Pennsylvania Gov. Tom Wolf tested negative for COVID-19 on Wednesday and Thursday evening after receiving a positive test result earlier in the week.

Wolf, whose positive test result was announced Wednesday, had no symptoms and had been following precautions, including masking, when he underwent PCR testing Tuesday as part of routine surveillance. His wife did not test positive.

The governor tested negative in subsequent tests administered Wednesday and Thursday, his office announced Friday.

PCR is a molecular test that can detect minute amounts of virus in a nasal swab or saliva sample.

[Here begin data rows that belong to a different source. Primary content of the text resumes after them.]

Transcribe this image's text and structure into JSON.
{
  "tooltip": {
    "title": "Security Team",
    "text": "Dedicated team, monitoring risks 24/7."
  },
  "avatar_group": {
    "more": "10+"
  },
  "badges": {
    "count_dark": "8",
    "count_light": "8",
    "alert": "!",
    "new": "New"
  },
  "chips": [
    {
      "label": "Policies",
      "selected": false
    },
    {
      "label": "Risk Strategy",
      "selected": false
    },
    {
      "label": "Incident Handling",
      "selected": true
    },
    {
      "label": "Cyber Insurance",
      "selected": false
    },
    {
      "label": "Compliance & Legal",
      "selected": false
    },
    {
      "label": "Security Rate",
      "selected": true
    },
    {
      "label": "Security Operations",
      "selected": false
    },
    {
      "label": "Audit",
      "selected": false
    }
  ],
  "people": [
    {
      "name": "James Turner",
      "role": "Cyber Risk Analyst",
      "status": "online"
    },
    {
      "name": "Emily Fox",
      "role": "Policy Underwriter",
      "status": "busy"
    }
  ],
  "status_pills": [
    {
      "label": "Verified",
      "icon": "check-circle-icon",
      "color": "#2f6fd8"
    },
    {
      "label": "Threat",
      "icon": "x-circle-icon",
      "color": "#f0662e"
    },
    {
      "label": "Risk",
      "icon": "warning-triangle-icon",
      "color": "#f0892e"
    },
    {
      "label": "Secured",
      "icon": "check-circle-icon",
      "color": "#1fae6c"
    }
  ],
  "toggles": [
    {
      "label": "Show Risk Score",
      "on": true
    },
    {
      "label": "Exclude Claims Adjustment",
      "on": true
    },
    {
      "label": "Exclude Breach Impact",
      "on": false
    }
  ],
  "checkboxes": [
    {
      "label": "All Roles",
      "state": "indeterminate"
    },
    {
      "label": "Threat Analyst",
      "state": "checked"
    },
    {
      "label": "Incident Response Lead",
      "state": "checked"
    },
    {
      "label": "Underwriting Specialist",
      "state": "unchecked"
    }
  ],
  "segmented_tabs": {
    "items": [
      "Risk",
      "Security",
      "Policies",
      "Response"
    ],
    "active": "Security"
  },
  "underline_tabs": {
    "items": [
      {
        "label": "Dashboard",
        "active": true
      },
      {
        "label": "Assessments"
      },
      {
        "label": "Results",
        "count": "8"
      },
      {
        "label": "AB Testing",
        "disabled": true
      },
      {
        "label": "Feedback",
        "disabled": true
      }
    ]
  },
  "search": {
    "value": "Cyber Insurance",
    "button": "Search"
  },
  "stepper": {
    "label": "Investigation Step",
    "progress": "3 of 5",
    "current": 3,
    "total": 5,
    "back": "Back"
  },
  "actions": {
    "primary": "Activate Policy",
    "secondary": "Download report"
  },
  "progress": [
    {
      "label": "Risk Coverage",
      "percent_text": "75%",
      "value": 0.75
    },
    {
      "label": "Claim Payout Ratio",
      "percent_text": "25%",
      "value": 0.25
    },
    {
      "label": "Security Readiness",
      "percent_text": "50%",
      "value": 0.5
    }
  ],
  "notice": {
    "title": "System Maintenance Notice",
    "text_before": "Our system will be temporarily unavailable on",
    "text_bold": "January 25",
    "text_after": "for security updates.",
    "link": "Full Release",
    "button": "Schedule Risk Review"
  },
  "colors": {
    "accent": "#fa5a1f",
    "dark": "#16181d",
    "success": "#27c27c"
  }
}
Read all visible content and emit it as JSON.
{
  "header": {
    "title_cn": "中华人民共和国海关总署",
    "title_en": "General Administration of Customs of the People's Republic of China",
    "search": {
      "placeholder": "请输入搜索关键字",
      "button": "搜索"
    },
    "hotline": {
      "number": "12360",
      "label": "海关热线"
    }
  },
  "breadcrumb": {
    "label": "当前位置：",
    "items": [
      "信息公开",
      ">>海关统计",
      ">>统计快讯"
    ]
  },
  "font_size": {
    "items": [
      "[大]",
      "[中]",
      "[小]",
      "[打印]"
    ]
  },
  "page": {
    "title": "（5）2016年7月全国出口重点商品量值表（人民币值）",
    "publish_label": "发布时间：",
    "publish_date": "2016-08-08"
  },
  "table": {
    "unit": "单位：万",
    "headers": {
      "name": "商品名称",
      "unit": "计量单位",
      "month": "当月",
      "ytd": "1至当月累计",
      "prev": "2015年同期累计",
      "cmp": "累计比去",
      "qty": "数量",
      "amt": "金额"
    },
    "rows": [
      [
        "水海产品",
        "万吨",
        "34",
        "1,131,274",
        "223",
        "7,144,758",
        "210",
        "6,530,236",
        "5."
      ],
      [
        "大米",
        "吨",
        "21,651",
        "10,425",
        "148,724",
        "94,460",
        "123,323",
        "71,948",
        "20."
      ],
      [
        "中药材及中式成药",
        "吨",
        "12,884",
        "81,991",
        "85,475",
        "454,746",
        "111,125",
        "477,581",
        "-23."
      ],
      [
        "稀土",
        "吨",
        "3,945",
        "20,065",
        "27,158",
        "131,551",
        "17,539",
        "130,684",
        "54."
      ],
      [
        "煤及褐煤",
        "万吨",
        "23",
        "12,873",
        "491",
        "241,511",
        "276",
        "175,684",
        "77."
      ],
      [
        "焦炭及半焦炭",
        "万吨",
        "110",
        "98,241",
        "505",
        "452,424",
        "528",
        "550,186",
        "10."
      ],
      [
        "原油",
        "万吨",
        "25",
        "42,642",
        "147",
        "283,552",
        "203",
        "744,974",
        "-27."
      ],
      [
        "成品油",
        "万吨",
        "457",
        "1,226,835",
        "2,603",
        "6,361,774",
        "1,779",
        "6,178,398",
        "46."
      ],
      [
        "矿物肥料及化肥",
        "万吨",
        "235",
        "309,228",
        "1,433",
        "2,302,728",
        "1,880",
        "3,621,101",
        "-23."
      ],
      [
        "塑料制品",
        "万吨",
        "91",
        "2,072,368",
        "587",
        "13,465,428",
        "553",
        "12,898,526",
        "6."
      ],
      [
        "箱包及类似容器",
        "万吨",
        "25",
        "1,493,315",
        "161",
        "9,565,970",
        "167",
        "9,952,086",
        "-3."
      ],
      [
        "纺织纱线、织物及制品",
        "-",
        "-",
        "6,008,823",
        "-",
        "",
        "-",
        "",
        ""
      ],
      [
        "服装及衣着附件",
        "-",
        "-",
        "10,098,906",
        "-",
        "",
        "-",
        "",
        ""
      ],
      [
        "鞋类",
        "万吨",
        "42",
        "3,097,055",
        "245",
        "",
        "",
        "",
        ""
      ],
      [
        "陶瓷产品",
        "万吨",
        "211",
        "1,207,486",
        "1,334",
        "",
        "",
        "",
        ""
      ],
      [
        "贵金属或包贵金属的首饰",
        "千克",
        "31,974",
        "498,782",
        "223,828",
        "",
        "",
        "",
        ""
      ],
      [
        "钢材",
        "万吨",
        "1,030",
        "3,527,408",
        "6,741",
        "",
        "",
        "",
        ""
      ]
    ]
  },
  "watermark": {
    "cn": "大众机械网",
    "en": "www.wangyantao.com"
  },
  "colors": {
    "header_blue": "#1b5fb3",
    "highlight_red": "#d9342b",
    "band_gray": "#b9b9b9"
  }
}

Given the timing of Wolf’s positive and negative tests, state epidemiologist Sharon Watkins speculated that he had an asymptomatic infection that was almost cleared by the time he had a positive test.

“These tests are considered the gold standard among tests for COVID-19,” Watkins said. “It is possible that Governor Wolf was at the end of his infectious period when the first test was conducted.”

Based on studies of PCR testing, it is also possible that the governor had a false positive — a false alarm.

Despite their negative test results, the governor and his wife will continue to self-quarantine, following federal and Pennsylvania Health Department guidelines for asymptomatic cases, Wolf said on Twitter.